Asthma and allergies have been linked to a lower brain cancer risk, according to latest findings. The research suggests that asthma sufferers, patients with eczema, and people with allergies are less likely to develop a type of brain cancer known as glioma brain cancer.
The researchers looked at over 4,500 glioma patients and nearly 4,200 people without brain cancer. The researchers found that a history of respiratory allergies, asthma, as well as eczema, was associated with a lower risk of glioma brain cancer. The risk was 30 percent less than in individuals without asthma, allergies, or eczema.
Study author Melissa Bondy said, “Many other studies have shown this relationship. We sought to verify this relationship in the largest study to date so that we could provide a scientific consensus statement on the topic. We feel it’s now time for the next steps to be taken in this research area.” Continue reading…
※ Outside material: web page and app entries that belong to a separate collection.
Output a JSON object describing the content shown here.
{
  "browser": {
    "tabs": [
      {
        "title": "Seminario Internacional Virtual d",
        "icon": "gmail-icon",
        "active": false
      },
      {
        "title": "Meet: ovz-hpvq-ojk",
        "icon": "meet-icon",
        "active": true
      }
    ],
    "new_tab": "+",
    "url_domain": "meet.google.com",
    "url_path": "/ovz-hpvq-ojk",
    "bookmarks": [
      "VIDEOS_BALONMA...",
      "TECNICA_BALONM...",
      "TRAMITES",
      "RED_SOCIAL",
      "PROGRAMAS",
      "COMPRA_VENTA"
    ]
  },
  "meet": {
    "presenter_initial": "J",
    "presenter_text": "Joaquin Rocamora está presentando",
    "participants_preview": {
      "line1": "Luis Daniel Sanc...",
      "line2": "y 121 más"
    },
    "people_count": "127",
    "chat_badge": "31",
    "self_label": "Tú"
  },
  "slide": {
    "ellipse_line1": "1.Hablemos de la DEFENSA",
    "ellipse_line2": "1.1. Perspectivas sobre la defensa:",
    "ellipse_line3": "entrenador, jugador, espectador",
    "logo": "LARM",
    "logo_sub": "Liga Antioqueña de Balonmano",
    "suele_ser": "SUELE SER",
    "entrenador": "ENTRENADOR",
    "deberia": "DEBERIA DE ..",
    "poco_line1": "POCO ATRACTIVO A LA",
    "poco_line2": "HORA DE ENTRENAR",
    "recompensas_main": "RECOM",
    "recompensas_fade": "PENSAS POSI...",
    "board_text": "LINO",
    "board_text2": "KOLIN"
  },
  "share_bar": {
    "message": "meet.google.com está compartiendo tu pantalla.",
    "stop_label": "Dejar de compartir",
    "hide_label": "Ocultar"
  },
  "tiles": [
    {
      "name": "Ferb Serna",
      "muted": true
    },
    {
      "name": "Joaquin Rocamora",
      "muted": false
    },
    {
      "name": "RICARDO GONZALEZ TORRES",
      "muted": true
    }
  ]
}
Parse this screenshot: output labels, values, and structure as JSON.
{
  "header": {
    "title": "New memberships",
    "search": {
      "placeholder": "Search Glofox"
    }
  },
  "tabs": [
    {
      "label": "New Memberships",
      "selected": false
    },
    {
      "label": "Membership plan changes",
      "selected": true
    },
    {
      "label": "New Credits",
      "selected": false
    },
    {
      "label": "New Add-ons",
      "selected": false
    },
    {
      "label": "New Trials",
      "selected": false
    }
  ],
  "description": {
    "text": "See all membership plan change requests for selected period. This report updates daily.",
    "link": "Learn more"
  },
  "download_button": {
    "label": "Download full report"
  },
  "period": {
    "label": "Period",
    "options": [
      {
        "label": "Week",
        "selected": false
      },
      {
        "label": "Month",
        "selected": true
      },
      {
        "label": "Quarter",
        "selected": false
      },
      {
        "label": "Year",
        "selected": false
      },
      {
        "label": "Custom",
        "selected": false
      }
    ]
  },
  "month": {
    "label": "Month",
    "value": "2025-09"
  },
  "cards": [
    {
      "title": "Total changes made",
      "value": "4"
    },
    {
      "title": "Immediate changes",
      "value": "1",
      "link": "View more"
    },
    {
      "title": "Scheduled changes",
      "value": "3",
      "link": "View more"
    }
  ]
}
Researchers have found that pre-existing asthma may be a strong predictor for future chronic migraines in those who currently experience occasional migraine headaches. Lead author Vincent Martin, M.D., said, “If you have asthma along with episodic or occasional migraine, then your headaches are more likely to evolve into a more disabling form known as chronic migraine.”
The researchers studied 4,500 individuals who experienced episodic migraines, or fewer than 15 migraines a month, in 2008.
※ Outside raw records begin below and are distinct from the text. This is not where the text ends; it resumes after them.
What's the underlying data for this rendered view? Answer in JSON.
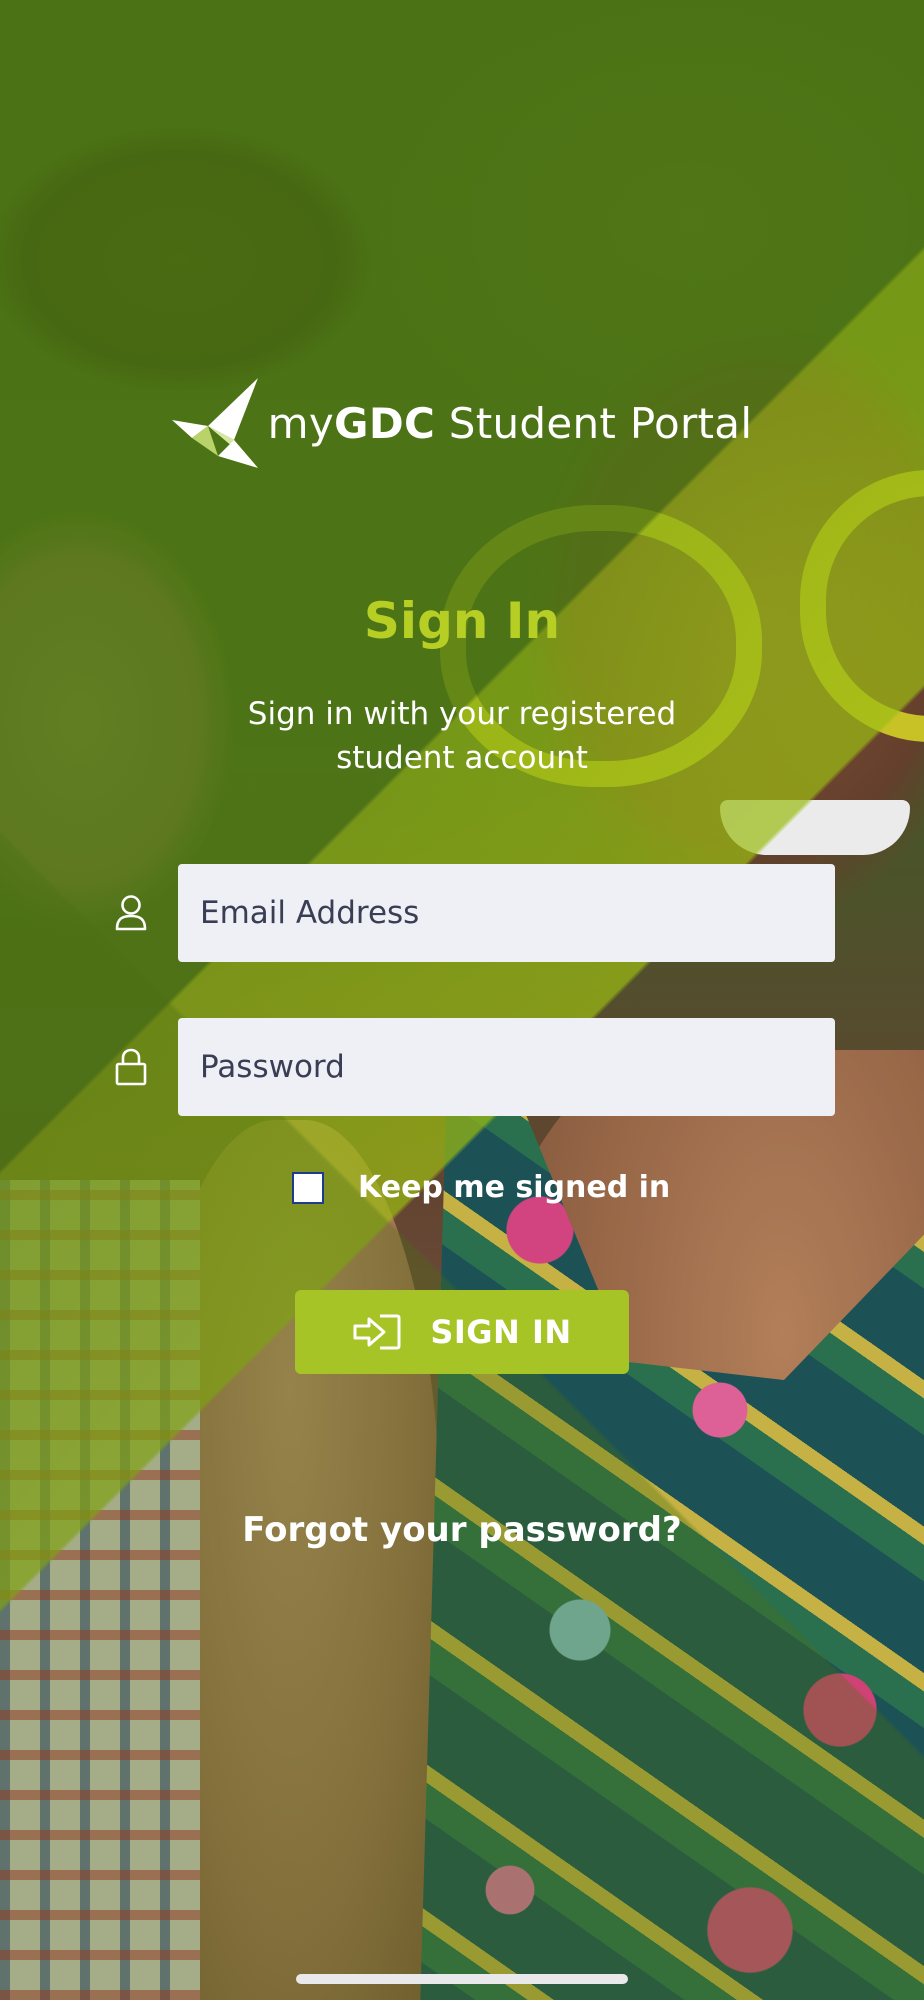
{
  "brand": {
    "prefix": "my",
    "bold": "GDC",
    "suffix": " Student Portal"
  },
  "signin": {
    "title": "Sign In",
    "subtitle_line1": "Sign in with your registered",
    "subtitle_line2": "student account"
  },
  "form": {
    "email": {
      "placeholder": "Email Address",
      "value": "",
      "icon": "user-icon"
    },
    "password": {
      "placeholder": "Password",
      "value": "",
      "icon": "lock-icon"
    },
    "keep_signed_in": {
      "label": "Keep me signed in",
      "checked": false
    },
    "submit": {
      "label": "SIGN IN",
      "icon": "sign-in-arrow-icon"
    }
  },
  "forgot_password": "Forgot your password?",
  "colors": {
    "accent": "#a6c426",
    "title": "#b7cf24",
    "field_bg": "#eef0f5",
    "field_text": "#3a3e55"
  }
}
Richard Lipton, M.D., coresearcher, added, “Migraine and asthma are disorders that involve inflammation and activation of smooth muscle either in blood vessels or in the airways. Therefore, asthma-related inflammation may lead to migraine progression.”
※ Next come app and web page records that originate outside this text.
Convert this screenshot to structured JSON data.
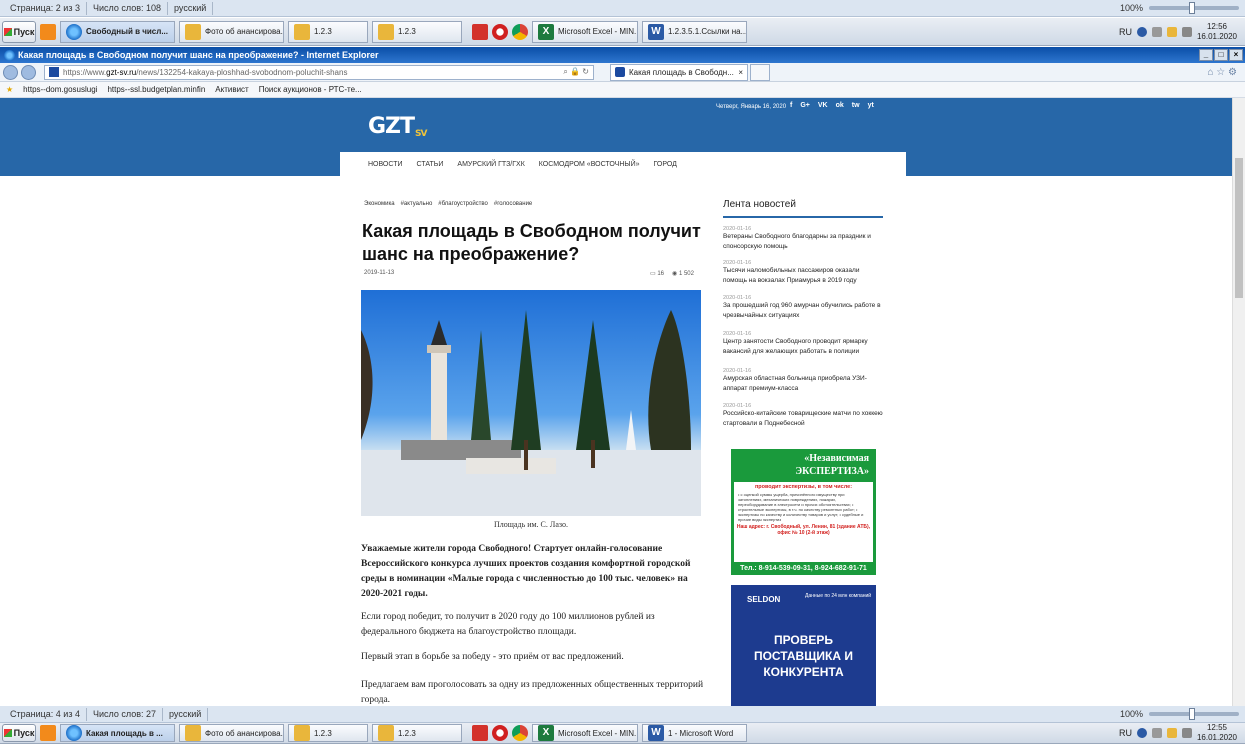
{
  "word_status_top": {
    "page": "Страница: 2 из 3",
    "words": "Число слов: 108",
    "lang": "русский",
    "zoom": "100%"
  },
  "word_status_bottom": {
    "page": "Страница: 4 из 4",
    "words": "Число слов: 27",
    "lang": "русский",
    "zoom": "100%"
  },
  "taskbar_top": {
    "start": "Пуск",
    "items": [
      "Свободный в числ...",
      "Фото об анансирова...",
      "1.2.3",
      "1.2.3",
      "Microsoft Excel - MIN...",
      "1.2.3.5.1.Ссылки на..."
    ],
    "tray_lang": "RU",
    "time": "12:56",
    "date": "16.01.2020"
  },
  "taskbar_bottom": {
    "start": "Пуск",
    "items": [
      "Какая площадь в ...",
      "Фото об анансирова...",
      "1.2.3",
      "1.2.3",
      "Microsoft Excel - MIN...",
      "1 - Microsoft Word"
    ],
    "tray_lang": "RU",
    "time": "12:55",
    "date": "16.01.2020"
  },
  "ie": {
    "title": "Какая площадь в Свободном получит шанс на преображение? - Internet Explorer",
    "address_scheme": "https://www.",
    "address_domain": "gzt-sv.ru",
    "address_path": "/news/132254-kakaya-ploshhad-svobodnom-poluchit-shans",
    "tab_label": "Какая площадь в Свободн...",
    "favorites": [
      "https--dom.gosuslugi",
      "https--ssl.budgetplan.minfin",
      "Активист",
      "Поиск аукционов - РТС-те..."
    ]
  },
  "site": {
    "logo": "GZT",
    "logo_sub": "SV",
    "date": "Четверг, Январь 16, 2020",
    "social": [
      "f",
      "G+",
      "VK",
      "ok",
      "tw",
      "yt"
    ],
    "menu": [
      "НОВОСТИ",
      "СТАТЬИ",
      "АМУРСКИЙ ГТЗ/ГХК",
      "КОСМОДРОМ «ВОСТОЧНЫЙ»",
      "ГОРОД"
    ]
  },
  "article": {
    "tags": [
      "Экономика",
      "#актуально",
      "#благоустройство",
      "#голосование"
    ],
    "title": "Какая площадь в Свободном получит шанс на преображение?",
    "date": "2019-11-13",
    "comments": "16",
    "views": "1 502",
    "caption": "Площадь им. С. Лазо.",
    "lead": "Уважаемые жители города Свободного! Стартует онлайн-голосование Всероссийского конкурса лучших проектов создания комфортной городской среды в номинации «Малые города с численностью до 100 тыс. человек» на 2020-2021 годы.",
    "p1": "Если город победит, то получит в 2020 году до 100 миллионов рублей из федерального бюджета на благоустройство площади.",
    "p2": "Первый этап в борьбе за победу - это приём от вас предложений.",
    "p3": "Предлагаем вам проголосовать за одну из предложенных общественных территорий города."
  },
  "sidebar": {
    "title": "Лента новостей",
    "news": [
      {
        "date": "2020-01-16",
        "text": "Ветераны Свободного благодарны за праздник и спонсорскую помощь"
      },
      {
        "date": "2020-01-16",
        "text": "Тысячи наломобильных пассажиров оказали помощь на вокзалах Приамурья в 2019 году"
      },
      {
        "date": "2020-01-16",
        "text": "За прошедший год 960 амурчан обучились работе в чрезвычайных ситуациях"
      },
      {
        "date": "2020-01-16",
        "text": "Центр занятости Свободного проводит ярмарку вакансий для желающих работать в полиции"
      },
      {
        "date": "2020-01-16",
        "text": "Амурская областная больница приобрела УЗИ-аппарат премиум-класса"
      },
      {
        "date": "2020-01-16",
        "text": "Российско-китайские товарищеские матчи по хоккею стартовали в Поднебесной"
      }
    ]
  },
  "ad1": {
    "line1": "«Независимая",
    "line2": "ЭКСПЕРТИЗА»",
    "sub": "проводит экспертизы, в том числе:",
    "lines": "• с оценкой суммы ущерба, причинённого имуществу при затоплениях, механических повреждениях, пожарах, переоборудование в электросети и прочих обстоятельствах; • строительные экспертизы, в т.ч. по качеству ремонтных работ; • экспертизы по качеству и количеству товаров и услуг; • судебные и прочие виды экспертиз",
    "address": "Наш адрес: г. Свободный, ул. Ленин, 81 (здание АТБ), офис № 10 (2-й этаж)",
    "phone": "Тел.: 8-914-539-09-31, 8-924-682-91-71"
  },
  "ad2": {
    "brand": "SELDON",
    "tag": "Данные по 24 млн компаний",
    "big": "ПРОВЕРЬ ПОСТАВЩИКА И КОНКУРЕНТА"
  }
}
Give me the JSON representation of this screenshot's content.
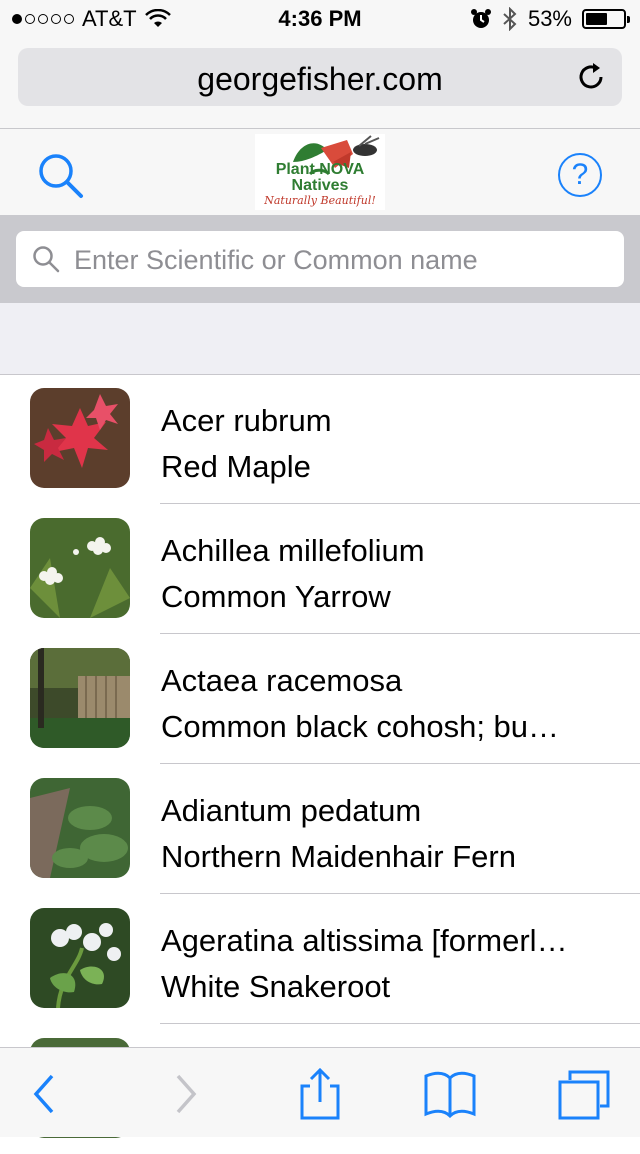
{
  "status_bar": {
    "carrier": "AT&T",
    "signal_dots": 1,
    "time": "4:36 PM",
    "battery": "53%",
    "battery_level": 0.53
  },
  "browser": {
    "url": "georgefisher.com"
  },
  "app_header": {
    "logo_text": "Plant NOVA Natives",
    "logo_tagline": "Naturally Beautiful!",
    "help_label": "?"
  },
  "search": {
    "placeholder": "Enter Scientific or Common name"
  },
  "plants": [
    {
      "scientific": "Acer rubrum",
      "common": "Red Maple",
      "thumb": "red maple leaves"
    },
    {
      "scientific": "Achillea millefolium",
      "common": "Common Yarrow",
      "thumb": "white yarrow flowers"
    },
    {
      "scientific": "Actaea racemosa",
      "common": "Common black cohosh; bu…",
      "thumb": "woodland fence"
    },
    {
      "scientific": "Adiantum pedatum",
      "common": "Northern Maidenhair Fern",
      "thumb": "fern groundcover"
    },
    {
      "scientific": "Ageratina altissima [formerl…",
      "common": "White Snakeroot",
      "thumb": "white flower clusters"
    }
  ],
  "colors": {
    "accent": "#1a82fb",
    "toolbar_bg": "#f7f7f7",
    "search_band": "#c9c9ce"
  }
}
Nearly 12 percent of the American population suffer from migraines, affecting women three times more than men. A chronic headache is characterized as having 15 or more headaches a month – this affects one percent of the population and impairs a person’s ability to function at work or social settings. Continue reading…
Knowing what triggers your allergic reaction can help you better prevent and reduce the symptoms. Many individuals just assume that pollen is their trigger the moment spring arrives, but there are many other allergens that may come up during the pollen season. Furthermore, the American College of Allergy, Asthma and Immunology (ACAAI) says that over two-thirds of seasonal allergy sufferers actually experience symptoms all year round.
Some tips from the ACAAI for reducing the annoying seasonal allergies include:
- Monitor pollen and mold counts, which can be checked in the local weather reports.
- During allergy season, keep windows and doors closed and stay indoors at times of the highest pollen counts.
- Wear a filter mask when mowing the grass or gardening – take appropriate allergy medication prior to going outdoors.
- Take a shower soon after returning from the outdoors.
You can successfully manage your allergy with over-the-counter medications, along with prescription drugs or shots, which are administered prior to the allergy season onset to help your body build up immunity to your triggers. Continue reading…
With spring in full force and summer just around the corner, asthma and allergy symptoms are on the rise. Dealing with asthma and allergies during the nicer weather months can really put a damper on this enjoyable time and have you cooped up indoors rather than enjoying the outdoors. If you live with asthma or allergies, the American College of Allergy, Asthma and Immunology (ACAAI) has some effective tips to better help manage your symptoms.
Dr. David Stukus from the ACAAI said, “For most teens, going away to college marks their first time living independently. In addition to moving to a new place, many must learn to manage their own schedule, diet, exercise, and health. Young people may find their allergies and asthma neglected due to other, seemingly more important demands on their attention.” Continue reading…